**PROBLEM DESCRIPTION**
Read the records and gather each line that includes "title".

Stored data entries:
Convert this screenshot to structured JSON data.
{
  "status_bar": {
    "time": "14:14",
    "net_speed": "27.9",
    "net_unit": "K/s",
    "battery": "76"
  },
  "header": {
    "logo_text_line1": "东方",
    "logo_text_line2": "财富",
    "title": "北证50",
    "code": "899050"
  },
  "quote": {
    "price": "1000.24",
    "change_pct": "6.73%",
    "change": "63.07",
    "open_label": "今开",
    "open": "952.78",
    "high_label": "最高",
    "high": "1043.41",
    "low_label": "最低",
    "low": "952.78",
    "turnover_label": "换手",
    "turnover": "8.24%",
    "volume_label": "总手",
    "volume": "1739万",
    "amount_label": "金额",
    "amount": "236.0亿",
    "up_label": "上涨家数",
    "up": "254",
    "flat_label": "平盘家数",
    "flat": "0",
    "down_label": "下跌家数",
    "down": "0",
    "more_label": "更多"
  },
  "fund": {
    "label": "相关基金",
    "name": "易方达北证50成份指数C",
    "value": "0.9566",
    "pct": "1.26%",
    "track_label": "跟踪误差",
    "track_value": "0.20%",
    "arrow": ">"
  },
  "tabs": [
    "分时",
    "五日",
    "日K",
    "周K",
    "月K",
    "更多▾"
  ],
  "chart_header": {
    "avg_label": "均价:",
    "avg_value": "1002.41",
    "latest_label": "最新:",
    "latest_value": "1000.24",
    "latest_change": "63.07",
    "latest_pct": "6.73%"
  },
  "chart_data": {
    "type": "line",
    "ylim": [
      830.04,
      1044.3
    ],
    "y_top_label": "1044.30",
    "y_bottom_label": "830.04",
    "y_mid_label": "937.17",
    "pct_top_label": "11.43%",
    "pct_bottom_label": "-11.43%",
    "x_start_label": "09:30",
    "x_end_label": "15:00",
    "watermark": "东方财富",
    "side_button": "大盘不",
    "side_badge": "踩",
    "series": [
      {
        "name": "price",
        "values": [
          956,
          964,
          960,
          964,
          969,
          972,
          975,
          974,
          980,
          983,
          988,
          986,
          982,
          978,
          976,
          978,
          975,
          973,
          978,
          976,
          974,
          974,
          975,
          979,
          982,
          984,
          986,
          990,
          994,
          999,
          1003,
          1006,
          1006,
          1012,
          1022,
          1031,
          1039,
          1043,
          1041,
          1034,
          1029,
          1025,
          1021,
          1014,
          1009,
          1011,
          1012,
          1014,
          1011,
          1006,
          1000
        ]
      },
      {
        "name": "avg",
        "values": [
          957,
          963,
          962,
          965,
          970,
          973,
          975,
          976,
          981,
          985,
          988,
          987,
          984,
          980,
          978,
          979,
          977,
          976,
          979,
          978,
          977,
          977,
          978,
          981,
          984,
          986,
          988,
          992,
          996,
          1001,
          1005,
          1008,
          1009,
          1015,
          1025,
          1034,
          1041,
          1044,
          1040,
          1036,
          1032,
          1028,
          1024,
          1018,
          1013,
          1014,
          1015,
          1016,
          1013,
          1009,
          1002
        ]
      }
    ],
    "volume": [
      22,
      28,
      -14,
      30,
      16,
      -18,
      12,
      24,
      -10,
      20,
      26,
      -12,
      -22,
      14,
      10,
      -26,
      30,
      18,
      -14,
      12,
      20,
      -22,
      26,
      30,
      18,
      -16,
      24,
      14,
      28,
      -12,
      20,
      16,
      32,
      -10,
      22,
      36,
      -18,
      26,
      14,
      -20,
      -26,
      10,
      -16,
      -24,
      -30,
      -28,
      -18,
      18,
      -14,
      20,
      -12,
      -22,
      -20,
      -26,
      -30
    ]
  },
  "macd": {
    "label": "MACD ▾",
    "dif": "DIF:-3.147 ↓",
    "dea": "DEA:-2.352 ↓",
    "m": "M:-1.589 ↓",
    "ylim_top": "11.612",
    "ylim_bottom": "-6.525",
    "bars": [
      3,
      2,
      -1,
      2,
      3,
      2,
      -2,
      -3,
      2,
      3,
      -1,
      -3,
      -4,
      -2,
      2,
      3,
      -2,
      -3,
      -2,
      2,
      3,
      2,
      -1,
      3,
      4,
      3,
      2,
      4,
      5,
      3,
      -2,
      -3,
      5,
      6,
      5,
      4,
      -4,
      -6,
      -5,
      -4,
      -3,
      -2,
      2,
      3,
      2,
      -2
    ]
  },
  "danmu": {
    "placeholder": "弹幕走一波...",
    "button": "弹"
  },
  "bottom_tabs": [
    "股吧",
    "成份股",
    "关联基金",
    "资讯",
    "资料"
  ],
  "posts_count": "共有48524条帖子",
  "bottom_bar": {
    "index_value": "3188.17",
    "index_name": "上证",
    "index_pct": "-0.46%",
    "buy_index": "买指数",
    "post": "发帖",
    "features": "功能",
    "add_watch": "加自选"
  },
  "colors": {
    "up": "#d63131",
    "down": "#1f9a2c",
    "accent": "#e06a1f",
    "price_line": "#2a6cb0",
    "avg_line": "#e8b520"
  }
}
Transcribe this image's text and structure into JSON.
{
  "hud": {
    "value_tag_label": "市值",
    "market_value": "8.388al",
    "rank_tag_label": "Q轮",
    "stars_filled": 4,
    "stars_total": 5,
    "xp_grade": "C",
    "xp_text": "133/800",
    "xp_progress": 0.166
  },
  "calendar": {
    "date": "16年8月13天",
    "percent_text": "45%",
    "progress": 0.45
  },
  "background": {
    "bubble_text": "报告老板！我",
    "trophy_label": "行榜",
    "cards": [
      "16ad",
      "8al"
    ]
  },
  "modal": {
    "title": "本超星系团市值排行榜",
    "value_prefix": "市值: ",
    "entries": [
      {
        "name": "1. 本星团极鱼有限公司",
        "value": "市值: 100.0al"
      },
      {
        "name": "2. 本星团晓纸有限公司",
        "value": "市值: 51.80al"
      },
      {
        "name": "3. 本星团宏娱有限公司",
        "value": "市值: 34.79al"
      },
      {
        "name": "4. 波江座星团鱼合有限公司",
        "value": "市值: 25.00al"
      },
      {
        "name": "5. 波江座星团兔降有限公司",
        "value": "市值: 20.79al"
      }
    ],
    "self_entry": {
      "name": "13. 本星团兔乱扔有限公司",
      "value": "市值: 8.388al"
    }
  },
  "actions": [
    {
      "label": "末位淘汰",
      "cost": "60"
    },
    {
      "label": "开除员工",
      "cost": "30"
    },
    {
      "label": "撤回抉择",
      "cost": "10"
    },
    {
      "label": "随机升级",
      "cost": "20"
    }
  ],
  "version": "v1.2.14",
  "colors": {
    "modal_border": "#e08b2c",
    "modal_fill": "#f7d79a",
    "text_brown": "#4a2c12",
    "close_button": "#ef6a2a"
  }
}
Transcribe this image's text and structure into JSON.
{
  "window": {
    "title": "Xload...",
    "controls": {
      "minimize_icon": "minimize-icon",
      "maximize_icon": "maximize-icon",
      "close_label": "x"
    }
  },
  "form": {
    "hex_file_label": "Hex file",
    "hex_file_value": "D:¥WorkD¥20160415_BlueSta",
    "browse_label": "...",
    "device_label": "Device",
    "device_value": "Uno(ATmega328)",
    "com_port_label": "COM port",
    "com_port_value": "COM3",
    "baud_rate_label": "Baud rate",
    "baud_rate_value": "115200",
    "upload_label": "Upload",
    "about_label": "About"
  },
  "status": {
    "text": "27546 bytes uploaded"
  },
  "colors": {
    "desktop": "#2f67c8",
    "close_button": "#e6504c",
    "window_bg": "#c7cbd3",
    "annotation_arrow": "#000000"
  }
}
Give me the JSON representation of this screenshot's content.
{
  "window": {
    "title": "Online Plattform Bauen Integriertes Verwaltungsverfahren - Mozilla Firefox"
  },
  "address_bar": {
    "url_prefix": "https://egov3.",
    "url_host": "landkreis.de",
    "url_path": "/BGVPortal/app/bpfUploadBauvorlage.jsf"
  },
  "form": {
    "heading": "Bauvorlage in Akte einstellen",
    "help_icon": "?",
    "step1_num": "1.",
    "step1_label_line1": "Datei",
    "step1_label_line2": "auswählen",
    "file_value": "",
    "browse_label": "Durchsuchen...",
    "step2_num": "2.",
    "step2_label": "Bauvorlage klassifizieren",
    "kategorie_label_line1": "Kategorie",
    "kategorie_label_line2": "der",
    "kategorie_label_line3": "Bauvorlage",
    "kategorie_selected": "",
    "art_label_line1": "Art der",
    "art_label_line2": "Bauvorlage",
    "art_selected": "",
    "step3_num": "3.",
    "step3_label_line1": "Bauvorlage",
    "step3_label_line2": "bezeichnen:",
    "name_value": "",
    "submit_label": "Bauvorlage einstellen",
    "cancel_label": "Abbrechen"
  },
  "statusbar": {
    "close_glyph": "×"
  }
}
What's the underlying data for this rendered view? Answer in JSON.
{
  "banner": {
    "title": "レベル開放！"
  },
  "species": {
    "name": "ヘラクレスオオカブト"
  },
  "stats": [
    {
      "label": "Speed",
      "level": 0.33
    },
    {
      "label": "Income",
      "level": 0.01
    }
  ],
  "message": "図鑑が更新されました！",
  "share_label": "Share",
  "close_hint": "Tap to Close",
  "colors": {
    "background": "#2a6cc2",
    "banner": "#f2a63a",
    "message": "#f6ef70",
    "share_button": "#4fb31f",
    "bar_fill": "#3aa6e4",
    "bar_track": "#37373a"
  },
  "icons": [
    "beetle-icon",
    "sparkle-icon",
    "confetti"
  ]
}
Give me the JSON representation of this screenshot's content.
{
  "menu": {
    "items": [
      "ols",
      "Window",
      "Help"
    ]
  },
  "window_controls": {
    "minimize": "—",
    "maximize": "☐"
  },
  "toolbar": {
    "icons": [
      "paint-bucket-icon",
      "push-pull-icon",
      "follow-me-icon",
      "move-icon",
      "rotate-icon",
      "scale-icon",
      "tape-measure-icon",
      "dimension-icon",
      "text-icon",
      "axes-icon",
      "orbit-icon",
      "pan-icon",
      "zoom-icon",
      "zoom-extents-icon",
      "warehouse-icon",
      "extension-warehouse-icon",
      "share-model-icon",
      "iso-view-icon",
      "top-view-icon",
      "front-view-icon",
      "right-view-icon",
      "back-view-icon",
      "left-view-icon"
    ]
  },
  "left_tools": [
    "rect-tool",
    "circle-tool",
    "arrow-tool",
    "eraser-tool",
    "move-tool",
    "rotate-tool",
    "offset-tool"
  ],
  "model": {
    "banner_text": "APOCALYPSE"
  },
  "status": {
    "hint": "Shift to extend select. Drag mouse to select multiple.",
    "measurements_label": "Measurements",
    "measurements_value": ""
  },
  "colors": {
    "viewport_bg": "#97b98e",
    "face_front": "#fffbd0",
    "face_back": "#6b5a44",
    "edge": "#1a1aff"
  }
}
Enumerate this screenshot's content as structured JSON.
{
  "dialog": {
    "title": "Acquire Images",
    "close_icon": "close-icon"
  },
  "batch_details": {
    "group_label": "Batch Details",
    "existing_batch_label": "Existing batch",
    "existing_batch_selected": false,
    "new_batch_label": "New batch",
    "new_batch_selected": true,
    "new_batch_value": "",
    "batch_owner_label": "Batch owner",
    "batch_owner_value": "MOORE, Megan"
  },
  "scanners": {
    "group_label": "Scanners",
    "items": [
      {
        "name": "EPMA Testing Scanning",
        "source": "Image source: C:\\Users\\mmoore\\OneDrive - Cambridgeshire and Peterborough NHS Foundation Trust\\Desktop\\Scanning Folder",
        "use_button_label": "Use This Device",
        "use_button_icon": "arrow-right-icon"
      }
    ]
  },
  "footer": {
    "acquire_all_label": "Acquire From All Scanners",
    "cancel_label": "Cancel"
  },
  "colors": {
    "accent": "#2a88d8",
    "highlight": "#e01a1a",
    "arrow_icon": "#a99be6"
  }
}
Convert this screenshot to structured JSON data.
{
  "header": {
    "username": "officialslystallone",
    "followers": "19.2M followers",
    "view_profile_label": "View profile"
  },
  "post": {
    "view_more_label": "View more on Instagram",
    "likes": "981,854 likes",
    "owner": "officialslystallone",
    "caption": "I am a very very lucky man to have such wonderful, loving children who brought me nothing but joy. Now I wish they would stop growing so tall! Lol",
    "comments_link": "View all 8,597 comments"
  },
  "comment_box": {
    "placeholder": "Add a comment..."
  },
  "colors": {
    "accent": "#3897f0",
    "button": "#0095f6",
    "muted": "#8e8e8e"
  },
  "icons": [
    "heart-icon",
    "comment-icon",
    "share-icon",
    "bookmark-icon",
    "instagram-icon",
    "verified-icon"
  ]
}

**YOUR SOLUTION**
    "title": "北证50",
    "title": "本超星系团市值排行榜",
    "title": "Xload...",
    "title": "Online Plattform Bauen Integriertes Verwaltungsverfahren - Mozilla Firefox"
    "title": "レベル開放！"
    "title": "Acquire Images",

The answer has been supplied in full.